  30. Yuan F, Chen DZ, Liu K, et al. Anti-estrogenic activities of indole-3-carbinol in cervical cells. Implication for prevention of cervical cancer. Anticancer Res 1999;19(3A):1673-80.
  31. Jin L, Qi M, Chen DZ, et al. Indole-3-carbinol prevents cervical cancer in human papilloma virus type 16 (HPV16) transgenic mice. Cancer Res 1999;59:3991-7.
  32. Rosen CA, Woodson GE, Thompson JW, et al. Preliminary results of the use of indole-3-carbinol for recurrent respiratory papillomatosis. Otolaryngol Head Neck Surg 1998;118:810-5.
  33. Zeligs M. The cruciferous choice. Townsend Letter for Doctors & Patients. Aug/Sept 2001;217/218:47-8.
  34. Sabinsa Corporation.
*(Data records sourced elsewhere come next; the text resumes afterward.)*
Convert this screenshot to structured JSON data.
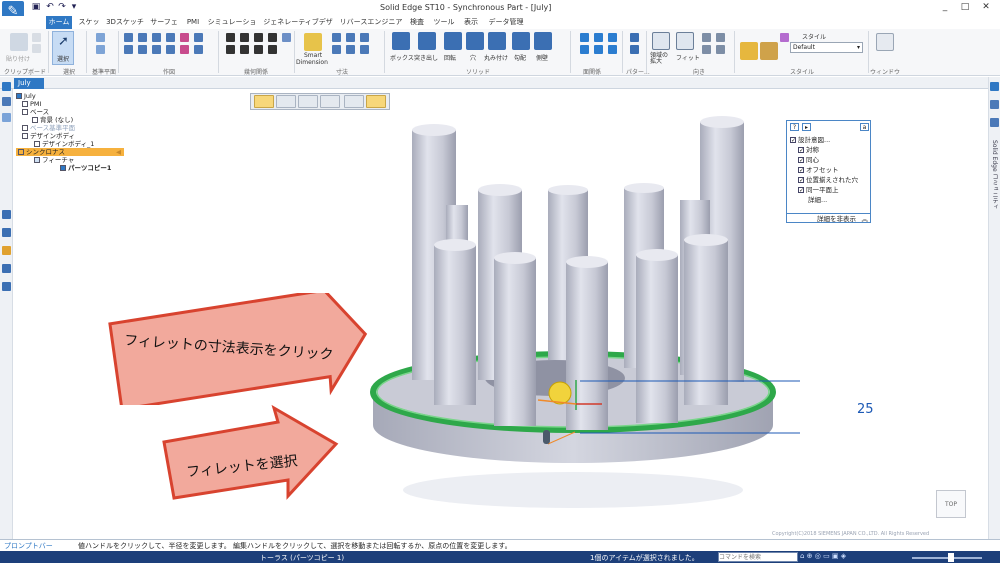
{
  "titlebar": {
    "title": "Solid Edge ST10 - Synchronous Part - [July]",
    "quick_access": [
      "save-icon",
      "undo-icon",
      "redo-icon",
      "dropdown-icon"
    ],
    "window_controls": [
      "_",
      "□",
      "✕"
    ]
  },
  "menu_tabs": [
    "ホーム",
    "スケッチ",
    "3Dスケッチ",
    "サーフェス",
    "PMI",
    "シミュレーション",
    "ジェネレーティブデザイン",
    "リバースエンジニアリング",
    "検査",
    "ツール",
    "表示",
    "データ管理"
  ],
  "active_tab": "ホーム",
  "ribbon": {
    "groups": [
      "クリップボード",
      "選択",
      "基準平面",
      "作図",
      "幾何関係",
      "寸法",
      "ソリッド",
      "面関係",
      "パター...",
      "向き",
      "スタイル",
      "ウィンドウ"
    ],
    "clipboard_label": "貼り付け",
    "select_label": "選択",
    "smart_dimension": [
      "Smart",
      "Dimension"
    ],
    "solid_buttons": [
      "ボックス",
      "突き出し",
      "回転",
      "穴",
      "丸み付け",
      "勾配",
      "側壁"
    ],
    "view_buttons": [
      "領域の拡大",
      "フィット"
    ],
    "style_label": "スタイル",
    "style_value": "Default"
  },
  "document_tab": "July",
  "tree": {
    "root": "July",
    "items": [
      "PMI",
      "ベース",
      "背景 (なし)",
      "ベース基準平面",
      "デザインボディ",
      "デザインボディ_1",
      "シンクロナス",
      "フィーチャ",
      "パーツコピー1"
    ]
  },
  "intent_panel": {
    "title": "設計意図...",
    "options": [
      "対称",
      "同心",
      "オフセット",
      "位置揃えされた穴",
      "同一平面上"
    ],
    "detail_link": "詳細...",
    "hide_button": "詳細を非表示"
  },
  "dimension": {
    "value": "25"
  },
  "callouts": {
    "top": "フィレットの寸法表示をクリック",
    "bottom": "フィレットを選択"
  },
  "viewcube_label": "TOP",
  "copyright": "Copyright(C)2018 SIEMENS JAPAN CO.,LTD. All Rights Reserved",
  "prompt_bar": {
    "label": "プロンプトバー",
    "text": "値ハンドルをクリックして、半径を変更します。 編集ハンドルをクリックして、選択を移動または回転するか、原点の位置を変更します。"
  },
  "status": {
    "selection": "トーラス (パーツコピー 1)",
    "count_text": "1個のアイテムが選択されました。",
    "command_search_placeholder": "コマンドを検索"
  },
  "right_sidebar_label": "Solid Edge コミュニティ",
  "colors": {
    "accent": "#2f78c4",
    "fillet_green": "#2ea84a",
    "callout_red": "#e0513d",
    "callout_fill": "#f2a99c",
    "status_bg": "#1d3f7a"
  }
}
Indole-3-Carbinol Product Manual. www.sbinsa.com.

Click here for more information about James P. Meschino, DC, MS.

Dynamic Chiropractic

Dynamic Chiropractic
Printer Friendly Email a Friend PDF RSS Feed
Share |
Dynamic Chiropractic
Dynamic Chiropractic
Join the conversation
Comments are encouraged, but you must follow our User Agreement
Keep it civil and stay on topic. No profanity, vulgar, racist or hateful comments or personal attacks. Anyone who chooses to exercise poor judgement will be blocked. By posting your comment, you agree to allow MPA Media the right to republish your name and comment in additional MPA Media publications without any notification or payment.
comments powered by Disqus
Dynamic Chiropractic
Have you ever networked with a local MD as a way to facilitate referrals?
Yes
No
Thinking about it

Sign Up for Our Webinars
Sign Up for Our Webinars